But how can 120 multiple-choice questions possibly encompass the complex tapestry that literacy specialists are expected to weave every day? Why break down the complexity to sound bytes that distort the real world of schools, classrooms, children, and teachers?

Fundamentally, the Praxis test ignores the role of reading professionals in modeling a love of reading and demonstrating how reading and writing can be utilized in the world. Readers read for real purposes: critically interrogating the world, questioning assumptions, probing for implied values, and even challenging bogus assessments of achievement—like this test!

A Call to Action

Currently 15 states require the Praxis Reading Specialist Test, and the number is growing each year. Our conclusion is that this exam does nothing to help prepare these critical education specialists. If anything, it miscommunicates what it means to be a reading professional to test takers. Based on our experience, the test directly contradicts the professional standards that we embrace.

Why are we allowing the testing industry to usurp our responsibility to assess and evaluate teachers who have gone through the rigors of an advanced professional program? What is the rationale for lining the pockets of the testing industry? The test costs $85 to take, with a required additional registration fee of $50. And that’s the minimum; if you need your scores expedited or want to check them online before 30 days, there are hefty additional fees. And many teachers take it more than once before they achieve a passing score.

It isn’t just reading specialists who face these needless and damaging standardized tests. We recently spoke with colleagues at our institution from teacher education, educational leadership, and counseling psychology programs about our Praxis test experience. Chagrined, they realized that they hadn’t thought to take the tests that their students must take to apply for licensure or endorsement.
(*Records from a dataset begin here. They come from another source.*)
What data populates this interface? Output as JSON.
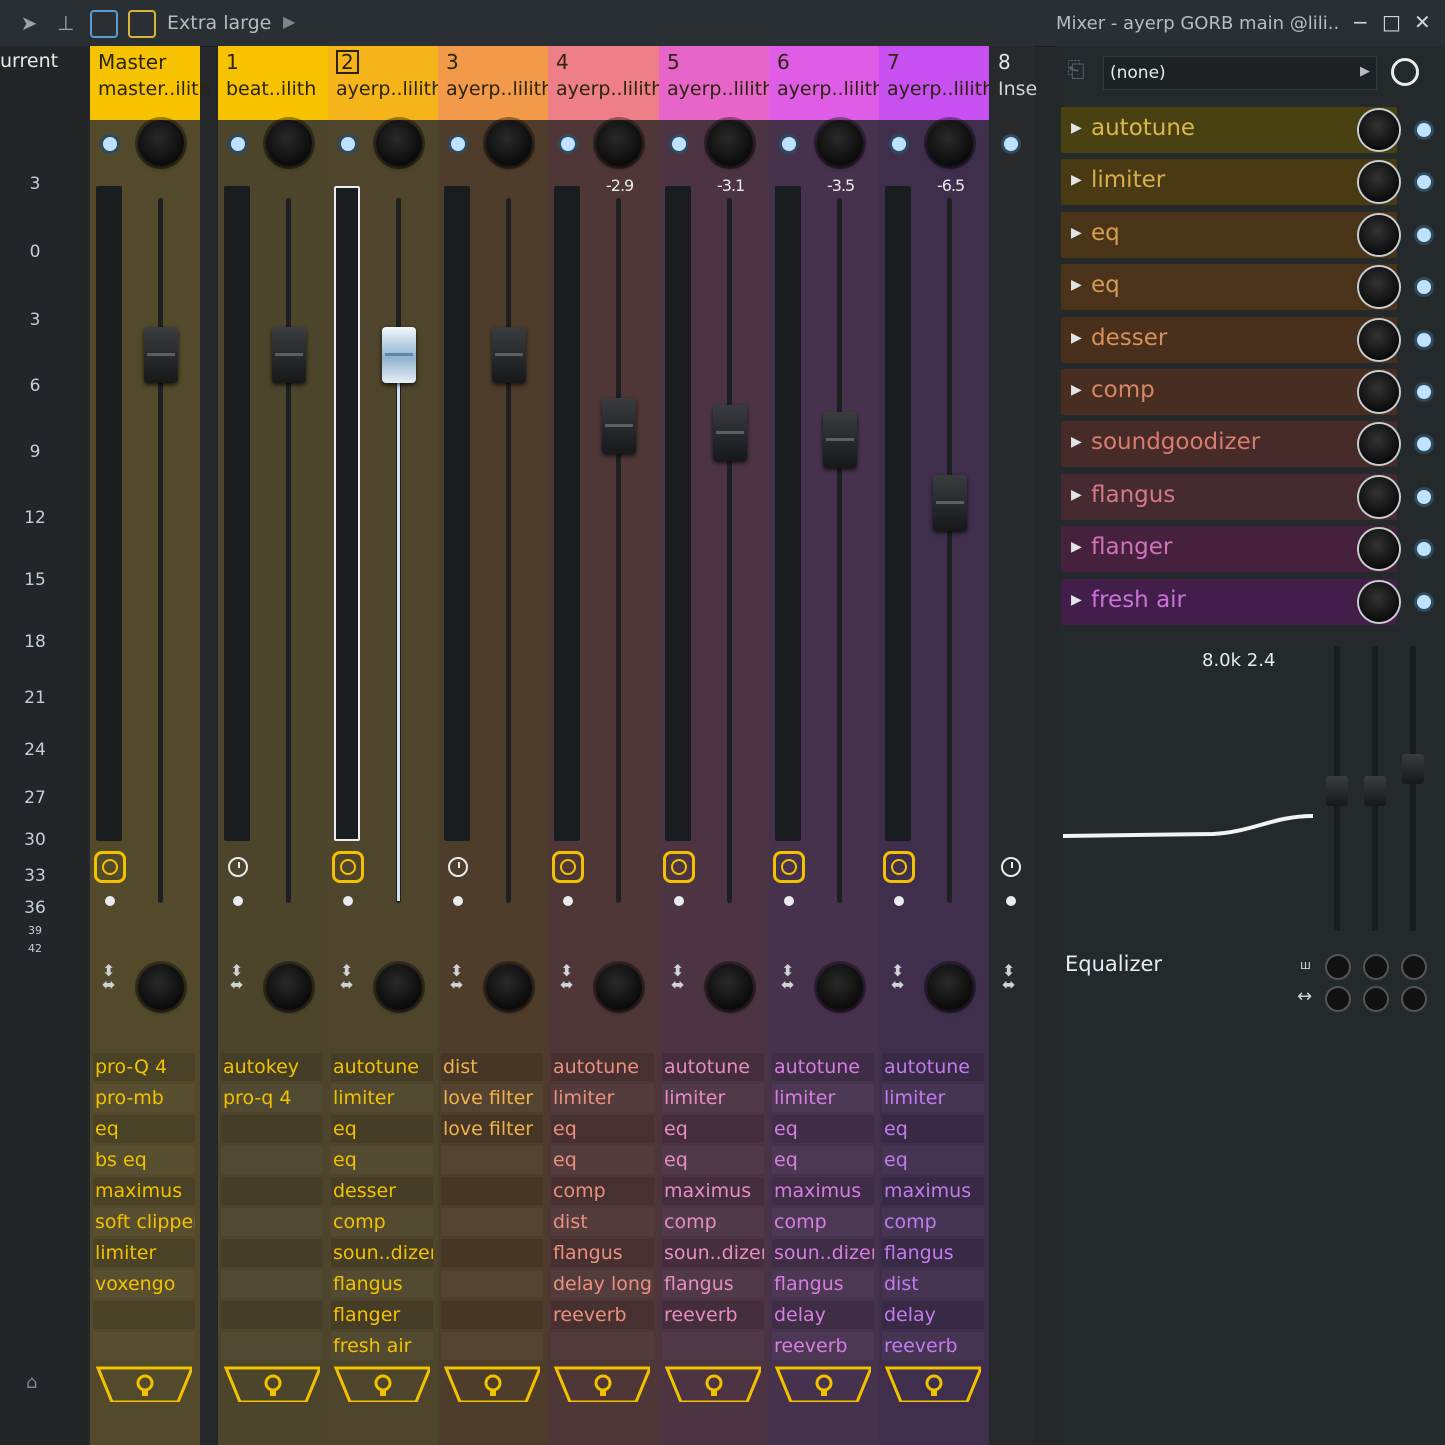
{
  "toolbar": {
    "size_label": "Extra large",
    "window_title": "Mixer - ayerp GORB main @lili..",
    "minimize": "−",
    "maximize": "□",
    "close": "✕"
  },
  "scale": {
    "current_label": "urrent",
    "ticks": [
      "3",
      "0",
      "3",
      "6",
      "9",
      "12",
      "15",
      "18",
      "21",
      "24",
      "27",
      "30",
      "33",
      "36",
      "39",
      "42"
    ]
  },
  "strips": [
    {
      "num": "Master",
      "name": "master..ilith",
      "value": "",
      "slots": [
        "pro-Q 4",
        "pro-mb",
        "eq",
        "bs eq",
        "maximus",
        "soft clipper",
        "limiter",
        "voxengo"
      ]
    },
    {
      "num": "1",
      "name": "beat..ilith",
      "value": "",
      "slots": [
        "autokey",
        "pro-q 4"
      ]
    },
    {
      "num": "2",
      "name": "ayerp..lilith",
      "value": "",
      "slots": [
        "autotune",
        "limiter",
        "eq",
        "eq",
        "desser",
        "comp",
        "soun..dizer",
        "flangus",
        "flanger",
        "fresh air"
      ]
    },
    {
      "num": "3",
      "name": "ayerp..lilith",
      "value": "",
      "slots": [
        "dist",
        "love filter",
        "love filter"
      ]
    },
    {
      "num": "4",
      "name": "ayerp..lilith",
      "value": "-2.9",
      "slots": [
        "autotune",
        "limiter",
        "eq",
        "eq",
        "comp",
        "dist",
        "flangus",
        "delay long",
        "reeverb"
      ]
    },
    {
      "num": "5",
      "name": "ayerp..lilith",
      "value": "-3.1",
      "slots": [
        "autotune",
        "limiter",
        "eq",
        "eq",
        "maximus",
        "comp",
        "soun..dizer",
        "flangus",
        "reeverb"
      ]
    },
    {
      "num": "6",
      "name": "ayerp..lilith",
      "value": "-3.5",
      "slots": [
        "autotune",
        "limiter",
        "eq",
        "eq",
        "maximus",
        "comp",
        "soun..dizer",
        "flangus",
        "delay",
        "reeverb"
      ]
    },
    {
      "num": "7",
      "name": "ayerp..lilith",
      "value": "-6.5",
      "slots": [
        "autotune",
        "limiter",
        "eq",
        "eq",
        "maximus",
        "comp",
        "flangus",
        "dist",
        "delay",
        "reeverb"
      ]
    }
  ],
  "insert8": {
    "num": "8",
    "name": "Inse"
  },
  "fx_panel": {
    "preset": "(none)",
    "slots": [
      "autotune",
      "limiter",
      "eq",
      "eq",
      "desser",
      "comp",
      "soundgoodizer",
      "flangus",
      "flanger",
      "fresh air"
    ],
    "eq_readout": "8.0k 2.4",
    "eq_title": "Equalizer"
  },
  "colors": {
    "header": [
      "#f7c300",
      "#f7c300",
      "#f5b51a",
      "#f29a4a",
      "#ee7f88",
      "#e765c9",
      "#df5de6",
      "#c84ff0"
    ],
    "strip_bg": [
      "#534a2b",
      "#4c452c",
      "#4e452c",
      "#4f3d2b",
      "#4e3736",
      "#4c3443",
      "#47324d",
      "#3f2f4d"
    ],
    "slot_text": [
      "#f2c200",
      "#f2c200",
      "#f2c200",
      "#f0b24a",
      "#ec8f7e",
      "#e88cc4",
      "#d77ee3",
      "#c37bf0"
    ],
    "accent": "#f2c200",
    "fx_rows": [
      "#4a4112",
      "#4a3a14",
      "#4a3518",
      "#4a3318",
      "#48301c",
      "#482d21",
      "#472b28",
      "#462a32",
      "#46213e",
      "#431e4a"
    ],
    "fx_text": [
      "#d7b84a",
      "#d7ae4a",
      "#d7a04f",
      "#d79a54",
      "#d7905a",
      "#d78563",
      "#d77c6e",
      "#d47a84",
      "#cf73b8",
      "#c973d8"
    ]
  },
  "faders": {
    "level": [
      0.78,
      0.78,
      0.78,
      0.78,
      0.68,
      0.67,
      0.66,
      0.57
    ]
  }
}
They also realized they didn’t know enough about either the content of the exam or the intersection between their coursework and the required tests.

We believe it is time to take back our professional responsibility. Our next step is to initiate dialogue with colleagues nationwide and craft resolutions through our professional organizations (such as NCTE) to oppose continuation of this testing requirement. And we hope this kind of grassroots effort will have an impact on others who work in our schools and communities. In the long run, we can’t stop the damaging effects of standardized testing on the children until we examine the impact it is having on teachers as well as on the larger culture of schools.n

Allen, Jennifer. Becoming a Literacy Leader. Portland, Maine: Stenhouse, 2006.

International Reading Association. Standards for Reading Professionals. 2003.  www.reading.org/downloads/resources/545standards2003

Pearson, David, et al. “Developing Expertise in Reading Comprehension,” in A. Farstrup and J. Samuels, eds., What Research Has to Say About Reading Instruction. Newark: International Reading Association, 1992.

Maika Yeigh teaches at Willamette University in Salem, Ore. Andie Cunningham and Ruth Shagoury teach at Lewis & Clark College in Portland, Ore.